But wait, there's more: Here's what Nathaniel Thompson had to say about The Glass Wall on the Turner Classic Movies website:
"A cross between a dark chase thriller and picaresque view of urban Americana with a colorful gallery of characters, The Glass Wall is a slightly darker view of the ideals behind Ellis Island and the Statue of Liberty than usual. It also features a major setpiece shot on location at the United Nations well before Alfred Hitchcock's North by Northwest (1959), while the presence of noir regular Gloria Grahame (The Big Heat , In a Lonely Place ) ensures its thriller pedigree as well. The supporting cast teems with familiar faces from a variety of postwar entertainment venues, most prominently the key role of the elusive Tom played by Jerry Paris, the TV actor-turned-director who gained fame as Rob Petrie's neurotic neighbor Jerry Helper on The Dick Van Dyke Show; he subsequently went behind the camera for numerous television shows as well as an oddball assortment of feature films including the hip Jacqueline Bisset vehicle The Grasshopper (1970) and one of the last traditional romantic comedies, 1968's How Sweet It Is!

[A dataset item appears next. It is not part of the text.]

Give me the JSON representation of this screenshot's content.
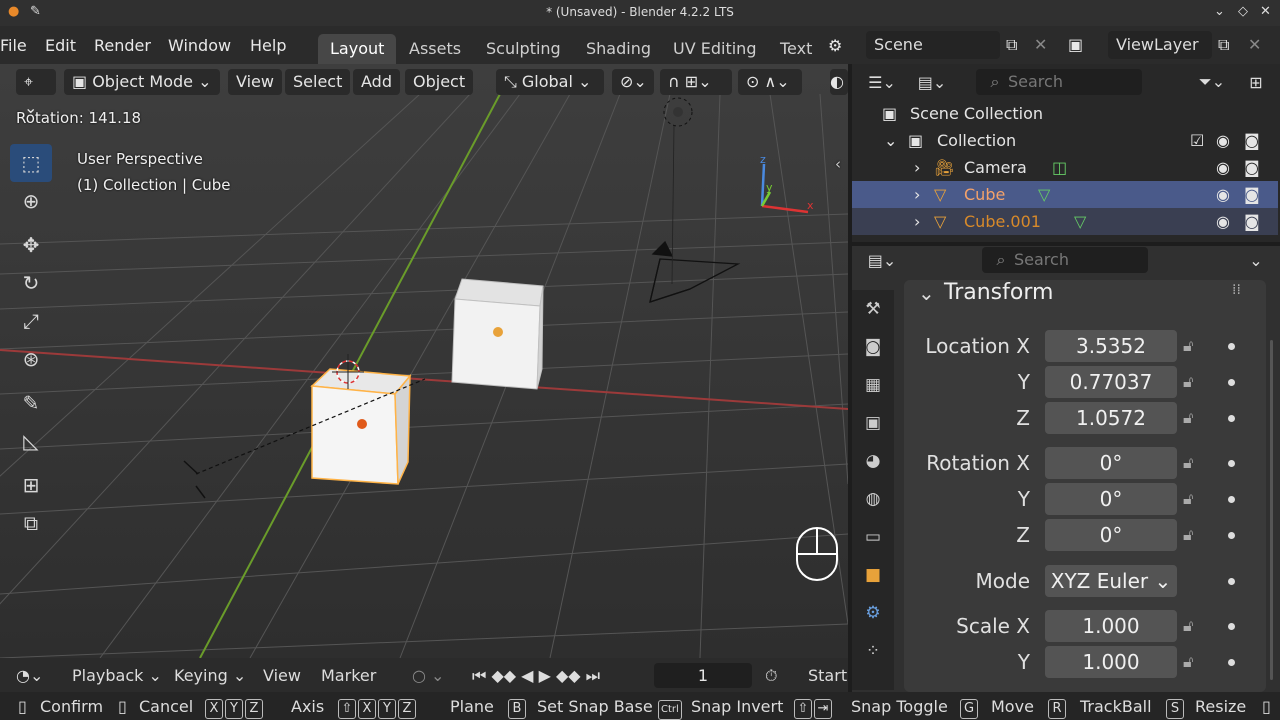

"Also noteworthy in the gallery of New Yorkers is stuntwoman-turned-actress Ann Robinson (best known for her leading role in George Pal's The War of the Worlds, 1953), busy character actor Joe Turkel (who went on to immortality in the 1980s as Tyrell in Blade Runner  and Lloyd the ghostly bartender in The Shining ) , colorful Douglas Spencer (also seen in memorable supporting roles in Shane  and This Island Earth ), and a young, briefly-spotted Kathleen Freeman, a seasoned TV actress who went on to earn a Tony Award for The Full Monty while becoming a reliable comedic supporting player in films like The Blues Brothers (1980) and Innerspace (1987).
"The film's director and co-writer, Maxwell Shane, was more prolific as a screenwriter than an auteur; however, the strong affinity for urban thrillers he displays here also carried over into two mysteries adapted from cult writer Cornell Woolrich (1947's Fear in the Night and 1956's wonderfully surreal Nightmare). He had written numerous programmers (mainly horror and westerns) in the 1940s, but the small handful of films he actually directed indicate a strong aesthetic sense he sadly left behind in favor of TV."
Even while toiling in television, however, Shane managed to distinguish himself: He wrote seven episodes of M Squad, arguably the most badass half-hour in TV history, a brutally efficient cop show that had Lee Marvin jumping out his car and shooting at people during the freakin' opening credits every week. Since Count Basie did the theme for the series, I'm sure Jowett -- who's also a jazz aficionado -- has pithy things to say about that curio, too.